Comet 67P/Churyumov-Gerasimenko (Photo: The European Space Agency via Rosetta)
A 220-pound lander named Philae is now hours away from landing on Comet 67P/Churyumov-Gerasimenko some 300 million miles (about 480 million kilometers) from Earth in what could only be described as a breathtaking space mission.
The Rosetta comet mission has now entered its most riveting phase of a journey that began over ten years ago during which it traveled hundreds of millions of miles after three slingshots around Earth and one around mass Mars and years of deep slumber.
Both the comet and the Rosetta spacecraft of the European Space Agency (ESA)are traveling at the speed of 34,400 miles per hour as Philae detaches itself from the spacecraft begins its rather precarious landing maneuvers.
Space exploration generally remains a ceaseless marvel for me and within that missions such as the Rosetta comet mission are glorious reminders of the human genius. While the entire Rosetta’s project’s cycle from the conception has been 20 years, it is for the past ten years since its launch on March 2, 2004 that it has gone through a series of highly sophisticated maneuvers to get to where it is now.
The ESA describes the mission so far thus:

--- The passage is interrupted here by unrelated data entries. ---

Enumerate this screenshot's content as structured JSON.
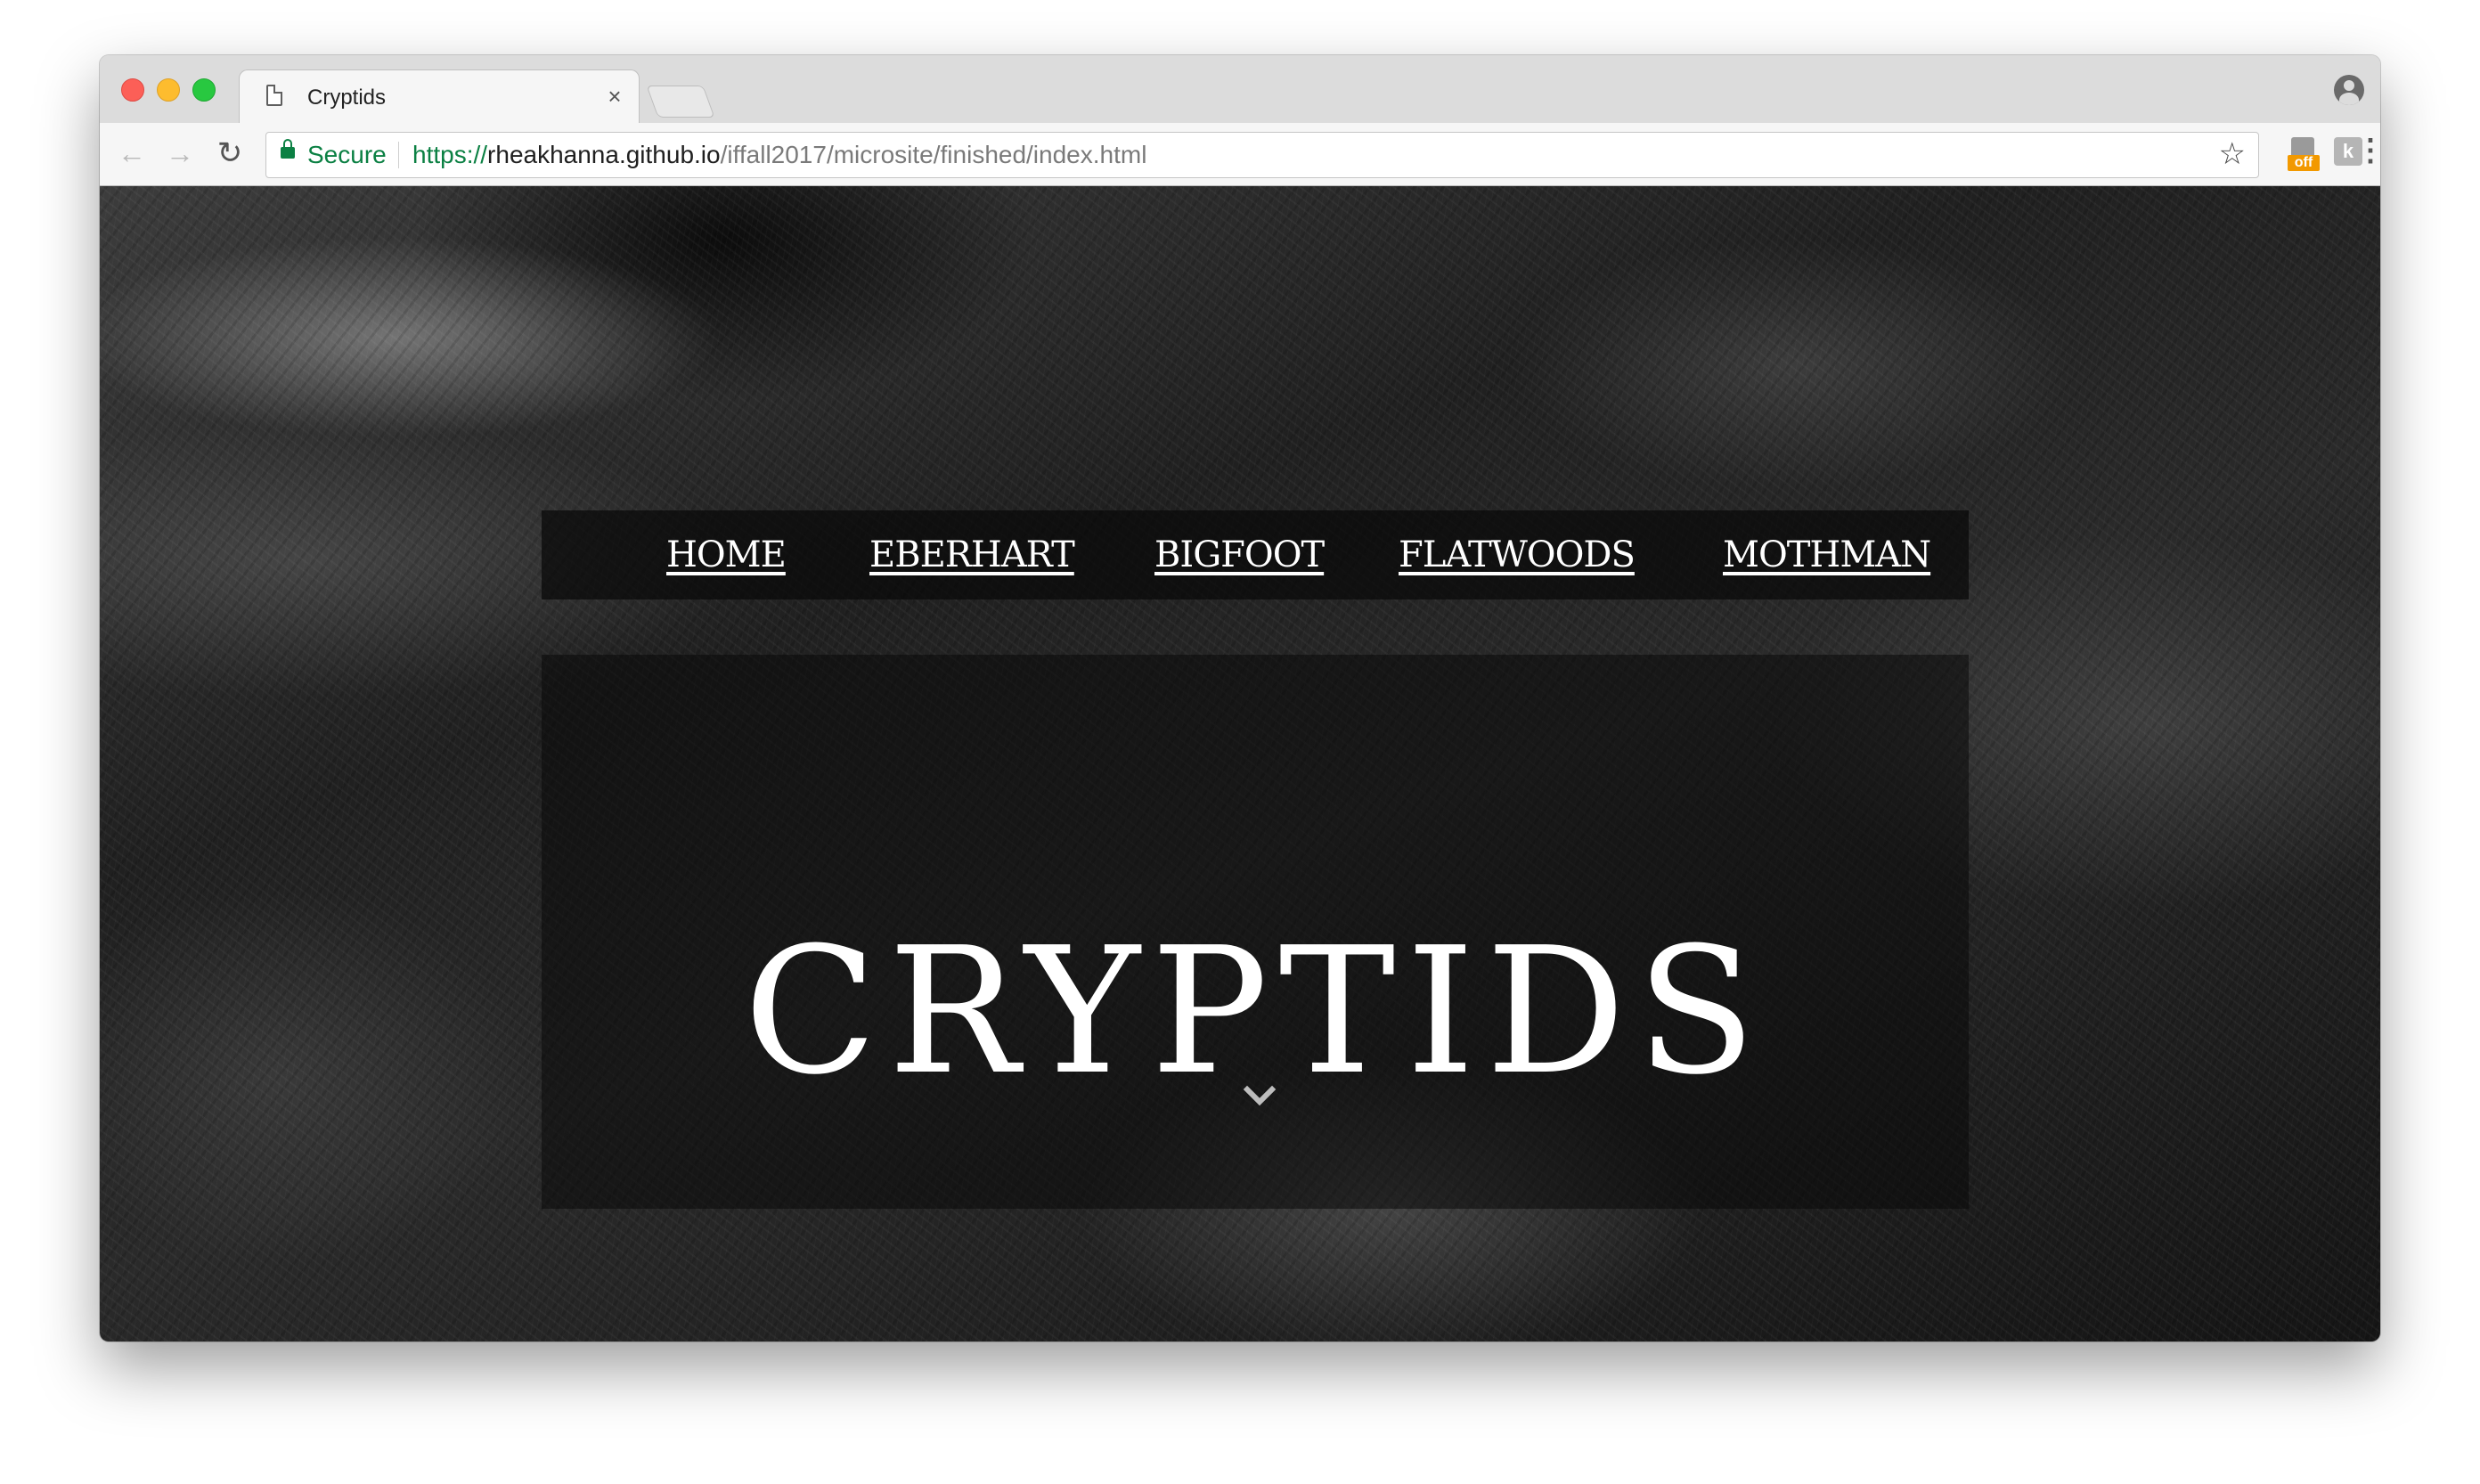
{
  "browser": {
    "tab": {
      "title": "Cryptids",
      "close_label": "×"
    },
    "toolbar": {
      "back_icon": "←",
      "forward_icon": "→",
      "reload_icon": "↻",
      "secure_label": "Secure",
      "url_scheme": "https://",
      "url_host": "rheakhanna.github.io",
      "url_path": "/iffall2017/microsite/finished/index.html",
      "star_icon": "☆",
      "extension_badge": "off",
      "extension_letter": "k",
      "menu_icon": "⋮"
    },
    "colors": {
      "secure_green": "#0b8043",
      "close_red": "#fc5f57",
      "minimize_yellow": "#fdbc2e",
      "zoom_green": "#28c840"
    }
  },
  "page": {
    "nav": [
      {
        "label": "HOME"
      },
      {
        "label": "EBERHART"
      },
      {
        "label": "BIGFOOT"
      },
      {
        "label": "FLATWOODS"
      },
      {
        "label": "MOTHMAN"
      }
    ],
    "hero": {
      "title": "CRYPTIDS",
      "scroll_icon": "chevron-down-icon"
    }
  }
}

“Few things could be more fascinating or demanding in the history of European space travel than the Rosetta comet mission. Launched on 2 March 2004, the spacecraft set off on its 10-year journey to the comet 67P/Churyumov-Gerasimenko . Along the way, Rosetta has been performing a series of complex flight manoeuvres (passing Earth three times and Mars once), soaking up the ‘momentum’ it needed for its long journey. It also inspected asteroids Steins(September 2008) and Lutetia (July 2010) at close quarters, acquiring images while making extensive physical measurements.
The craft was switched to standby mode in July 2011 to complete the arduous journey to the comet. The reason for this was that the spacecraft’s trajectory took it beyond Jupiter’s orbit, a faraway spot almost 800 million kilometres from the Sun, where the solar arrays would have been unable to generate sufficient electricity for important functions.”
The craft was woken up again on January 20 January 2014. Since then it has drawn closer by the minute to the comet.
An artist’s impression of Philae finally on the comet early on Wednesday morning US time.
Comets have been seen by many as the possible source of prebiotic molecules and water. One of the main scientific questions that Philae is expected to examine relates to this very subject. As the ESA describes it, “The questions as to whether the comet’s surface is actually in a kind of ‘original state’ and whether comets harbour prebiotic molecules and water – making it likely that they could have played a role in the origin of life on Earth – are expected to be answered with the help of the Rosetta mission.”
You only have to imagine the scale of engineering and science which have gone into this mission to miss a heart beat or two at the extraordinariness of this accomplishment.